Here and There explores the multifaceted identity of a developing world daughter in a first world country. With a foreword by cultural innovator Amy Sall, this 40-paged art book beautifully illustrates the first generation experience.
The Sun by Night is set in Accra, Ghana and centres around a court case investigating the death of a prostitute and the involvement of a local wealthy businessman. It’s an intense story of how societal conflicts shape your interactions and how no matter how tightly you may keep secrets, they somehow always unravel.
Imagine living the idyllic, fairy-tale life with your loving family, only for you to be, literally, ripped away from it. Set in Haiti this story shows us that even in the most harrowing moments of adversity, we can break free from the constraints that we may never have known existed and find strength to overcome those who seek to oppress us.
This eclectic collection of short stories all centres around the theme of ‘keys’ weaving between the surreal and reality. Oyeyemi’s tales span multiple times and landscapes, as they tease boundaries between coexisting realities. Is a key a gate, a gift, or an invitation?

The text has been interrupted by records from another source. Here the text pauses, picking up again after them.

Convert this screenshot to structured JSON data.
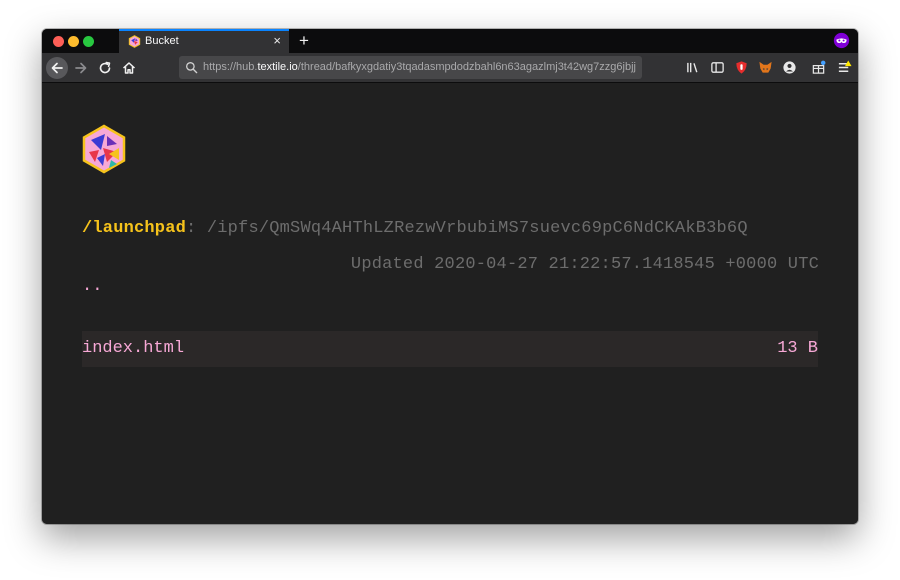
{
  "browser": {
    "tab": {
      "title": "Bucket",
      "close_glyph": "×"
    },
    "new_tab_glyph": "+",
    "url": {
      "prefix": "https://hub.",
      "host": "textile.io",
      "path": "/thread/bafkyxgdatiy3tqadasmpdodzbahl6n63agazlmj3t42wg7zzg6jbjj"
    },
    "colors": {
      "tab_accent": "#0a84ff",
      "traffic_close": "#fe5f57",
      "traffic_min": "#febc2e",
      "traffic_max": "#28c840"
    },
    "toolbar_icons": [
      "back-icon",
      "forward-icon",
      "reload-icon",
      "home-icon",
      "search-icon",
      "library-icon",
      "sidebar-icon",
      "shield-extension-icon",
      "metamask-extension-icon",
      "account-icon",
      "gift-icon",
      "menu-icon"
    ]
  },
  "bucket": {
    "name": "/launchpad",
    "separator": ":",
    "ipfs_path": " /ipfs/QmSWq4AHThLZRezwVrbubiMS7suevc69pC6NdCKAkB3b6Q",
    "updated": "Updated 2020-04-27 21:22:57.1418545 +0000 UTC",
    "parent_link": "..",
    "files": [
      {
        "name": "index.html",
        "size": "13 B"
      }
    ],
    "colors": {
      "name": "#f6c31b",
      "muted": "#6d6d6d",
      "link": "#f7a8d6",
      "row_bg": "#2b2828",
      "page_bg": "#202020"
    }
  }
}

When sex tourism is often mentioned in the press, images of foreign middle-aged travelers are often depicted and pushed to the forefront. Set in a bustling Jamaican community, this debut novel allows the reader to glimpse behind the pristine beaches and headlines to reveal stories of survival, strength and love and women who aren’t afraid to own their choices.